** Supplied data follows **
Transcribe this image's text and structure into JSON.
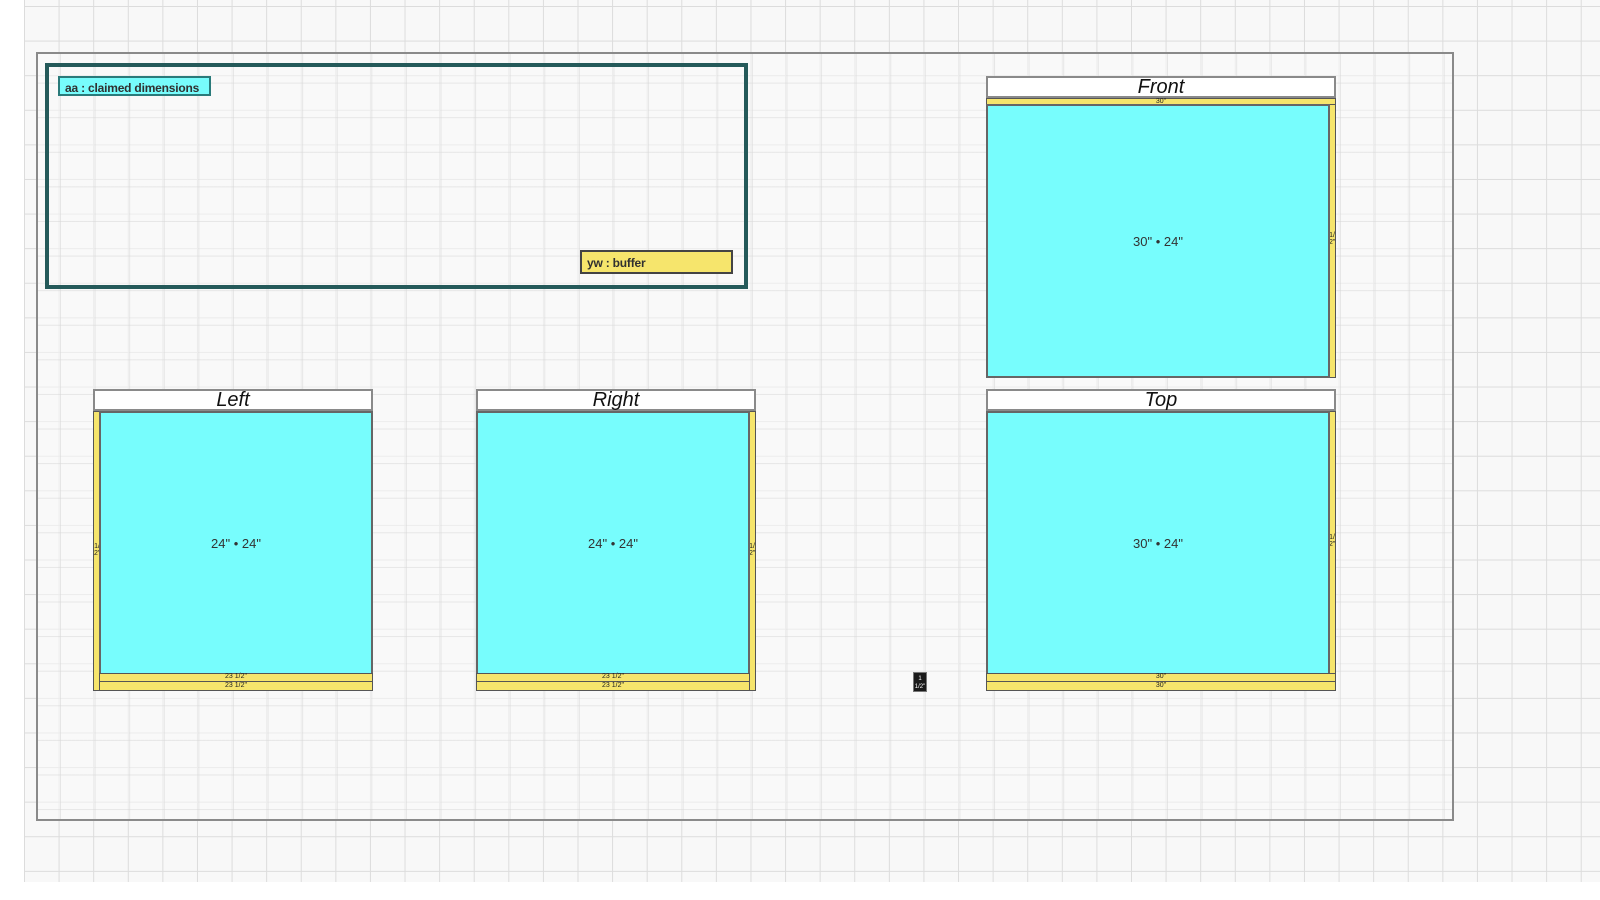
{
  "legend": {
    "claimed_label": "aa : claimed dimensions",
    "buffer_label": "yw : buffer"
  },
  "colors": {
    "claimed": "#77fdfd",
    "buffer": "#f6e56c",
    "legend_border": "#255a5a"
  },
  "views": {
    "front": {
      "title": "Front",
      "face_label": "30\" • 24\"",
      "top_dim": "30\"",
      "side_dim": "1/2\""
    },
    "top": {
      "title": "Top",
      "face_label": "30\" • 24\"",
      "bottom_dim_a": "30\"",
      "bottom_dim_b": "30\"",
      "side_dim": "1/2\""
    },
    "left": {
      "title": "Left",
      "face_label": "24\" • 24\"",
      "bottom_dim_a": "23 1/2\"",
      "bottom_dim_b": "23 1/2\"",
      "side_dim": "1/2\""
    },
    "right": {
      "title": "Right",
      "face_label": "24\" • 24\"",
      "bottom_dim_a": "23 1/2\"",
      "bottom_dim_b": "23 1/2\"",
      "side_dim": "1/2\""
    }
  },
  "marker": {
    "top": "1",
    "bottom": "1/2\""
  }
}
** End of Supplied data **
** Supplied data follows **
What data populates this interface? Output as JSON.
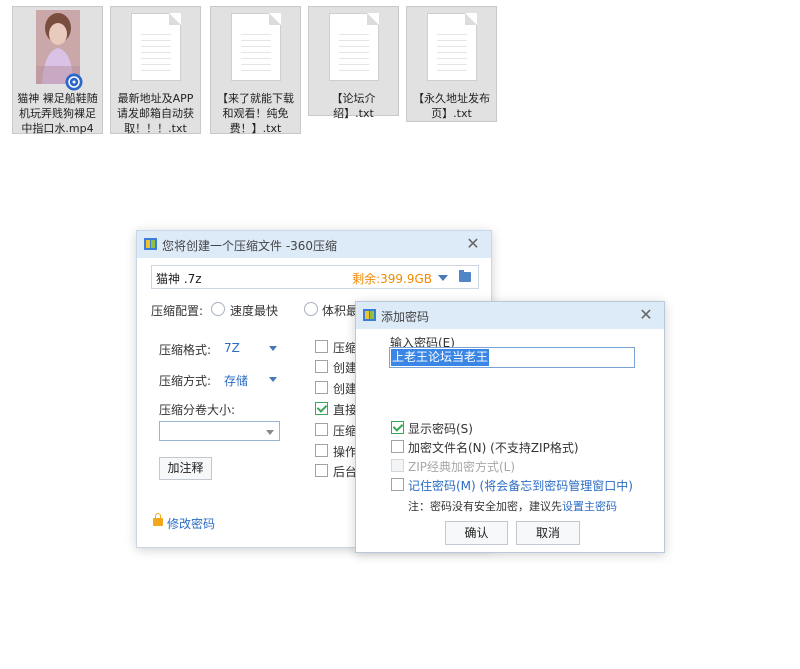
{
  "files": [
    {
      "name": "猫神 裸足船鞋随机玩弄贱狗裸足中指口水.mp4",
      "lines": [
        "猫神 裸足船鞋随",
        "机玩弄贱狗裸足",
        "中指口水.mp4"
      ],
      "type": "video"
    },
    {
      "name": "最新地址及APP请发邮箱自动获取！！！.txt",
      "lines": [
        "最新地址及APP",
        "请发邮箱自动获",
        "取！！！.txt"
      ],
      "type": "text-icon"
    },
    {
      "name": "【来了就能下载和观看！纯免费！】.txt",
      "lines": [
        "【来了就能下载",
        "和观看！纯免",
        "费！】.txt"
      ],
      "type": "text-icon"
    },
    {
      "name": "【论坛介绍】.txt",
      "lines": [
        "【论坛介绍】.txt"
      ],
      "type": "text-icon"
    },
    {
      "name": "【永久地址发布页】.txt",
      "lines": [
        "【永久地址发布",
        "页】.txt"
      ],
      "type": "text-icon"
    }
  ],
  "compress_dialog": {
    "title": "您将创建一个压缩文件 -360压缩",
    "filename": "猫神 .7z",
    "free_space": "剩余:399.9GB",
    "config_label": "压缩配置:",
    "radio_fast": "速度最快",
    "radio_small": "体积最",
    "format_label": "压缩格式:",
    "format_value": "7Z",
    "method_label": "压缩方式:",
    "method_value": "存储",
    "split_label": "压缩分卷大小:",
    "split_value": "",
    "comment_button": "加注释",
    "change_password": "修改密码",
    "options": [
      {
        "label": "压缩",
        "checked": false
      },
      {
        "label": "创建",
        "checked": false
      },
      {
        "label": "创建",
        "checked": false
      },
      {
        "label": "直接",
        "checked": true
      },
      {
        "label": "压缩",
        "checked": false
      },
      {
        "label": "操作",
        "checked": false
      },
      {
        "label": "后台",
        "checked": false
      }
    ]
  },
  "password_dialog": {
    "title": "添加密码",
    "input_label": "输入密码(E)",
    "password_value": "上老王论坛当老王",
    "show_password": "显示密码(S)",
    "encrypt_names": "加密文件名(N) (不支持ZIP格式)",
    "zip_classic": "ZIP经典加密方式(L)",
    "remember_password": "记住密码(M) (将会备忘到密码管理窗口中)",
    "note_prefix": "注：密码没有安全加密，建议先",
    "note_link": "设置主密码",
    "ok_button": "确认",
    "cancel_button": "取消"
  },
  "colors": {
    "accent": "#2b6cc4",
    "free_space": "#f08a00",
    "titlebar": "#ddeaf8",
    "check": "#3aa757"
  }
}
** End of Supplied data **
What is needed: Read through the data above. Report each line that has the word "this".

Exercise answer:
Transcribe this image's text and structure into JSON.
What data populates this interface? Output as JSON.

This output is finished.